But he also found differences in line with party policy for reforms that some voters would lag behind.
Research by Jankerovich Center for Social Sciences also reveals that the people who participated in the 2021 election in California were not state officials.
Recalls tended to be richer, whiter, older than the state’s entire registered voter population and those who contested in the 2020 presidential election.
The survey was conducted during recall election week on September 14, with 2,812 respondents reflecting the registered voter population in California.
Sadkuser, co-director of the Jankerovich Center, a political scientist at the University of California at San Diego, led the effort with Cassidy Reller, a doctoral candidate in political science.

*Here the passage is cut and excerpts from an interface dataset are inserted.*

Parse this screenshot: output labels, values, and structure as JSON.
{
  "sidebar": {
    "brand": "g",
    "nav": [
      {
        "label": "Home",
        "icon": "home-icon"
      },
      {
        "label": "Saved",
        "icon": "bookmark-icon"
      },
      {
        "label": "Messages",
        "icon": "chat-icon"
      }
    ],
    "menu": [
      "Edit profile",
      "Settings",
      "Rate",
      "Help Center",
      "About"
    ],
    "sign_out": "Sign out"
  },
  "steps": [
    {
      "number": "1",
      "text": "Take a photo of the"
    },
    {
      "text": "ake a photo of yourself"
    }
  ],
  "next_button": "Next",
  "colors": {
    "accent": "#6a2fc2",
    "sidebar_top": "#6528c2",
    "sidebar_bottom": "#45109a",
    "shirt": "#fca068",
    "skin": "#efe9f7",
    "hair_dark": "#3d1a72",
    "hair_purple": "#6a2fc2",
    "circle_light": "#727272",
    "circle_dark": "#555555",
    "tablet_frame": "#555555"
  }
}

“Our conclusions should focus on the representativeness of recalls, and not just the difficulty of initiating recalls, when discussing reforms to the recall process in California. It suggests there is, ”Kusser said. “Our findings also indicate that if heads of state want to make a series of proposals that appeal to all of the state’s population, they want to involve voters from all political parties, not just non-partisan voters. This suggests you might be thinking. “
A unique feature of the survey, according to Couser, is that the center voted both two days before and two days after the election.
This allowed researchers to assess whether support for reform depends on results – Democratic Gov. Gavin Newsom, Republicans survived recall Larry Elder won the most votes as an alternative candidate.
The researchers found that after the election, Democrats were more satisfied with the process and Republicans less satisfied, so it really depends on the outcome.
The only reform supported by the majority of all respondents was to limit the grounds for calling the election to “concerns about corruption or criminal activity”. Overall, two-thirds of respondents supported this idea. Only 26% opposed it.
There was some variability in support for this proposal, with 76% Democrats, 61% Independents and 52% Republicans, but still majority support among some groups. ..
- Voters oppose the creation of a reform committee, but they also accept reform legislation.
- There is a deep divide between factions over growing concerns about voter fraud after the election.
– City news service
UCSD finds most voters want recall reforms, but deeply divided on issue of voter fraud